    The previous chapters have shown how textual masculinization of martyrs helped Christian communities gain ground in power struggles against their pagan persecutors and Jewish rivals. Narratives concerning female martyrs participate in these same efforts, and Christian women are masculinized by the same means as their male counterparts: through a narrative emphasis on athletic and gladiatorial imagery and on masculine virtues. The masculinization of female Christians, in fact, presents an even stronger case for the superiority of Christianity, because the narratives often depict Christian women defeating pagan men. The authors of the martyrologies do not portray the female martyrs as unambiguously...

  10. Conclusion: GENDER AND LANGUAGE IN EARLY CHRISTIAN MARTYR TEXTS
    (pp. 124-128)

    At the university I attended, being a Christian meant that a person said she was one. Although church attendance was expected and subtle signals of faith—a cross pendant or a “What Would Jesus Do?” bracelet—were acceptable accessories, social identity remained more assertion than action. So we were all made uncomfortable by the student who conveniently modified Jesus’ charge in Mark 8:34 and wheeled around a cross so large that it would not fit through the classroom doors and thus had to be left in the halls. He did not simply state his faith: he towed it around campus...
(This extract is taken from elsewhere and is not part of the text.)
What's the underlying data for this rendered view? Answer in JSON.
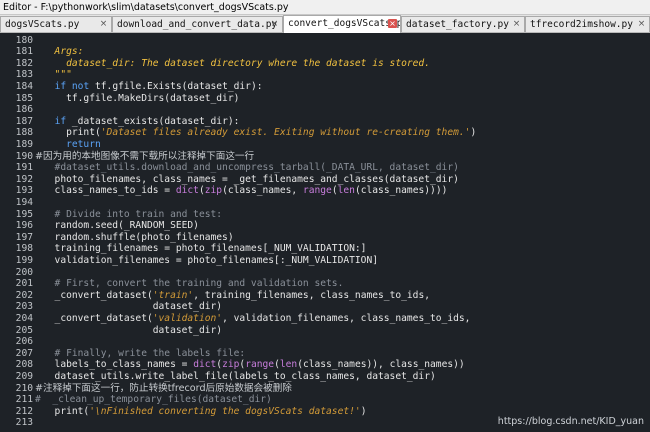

  11. Notes
    (pp. 129-184)
  12. Bibliography
    (pp. 185-202)
  13. Index
    (pp. 203-208)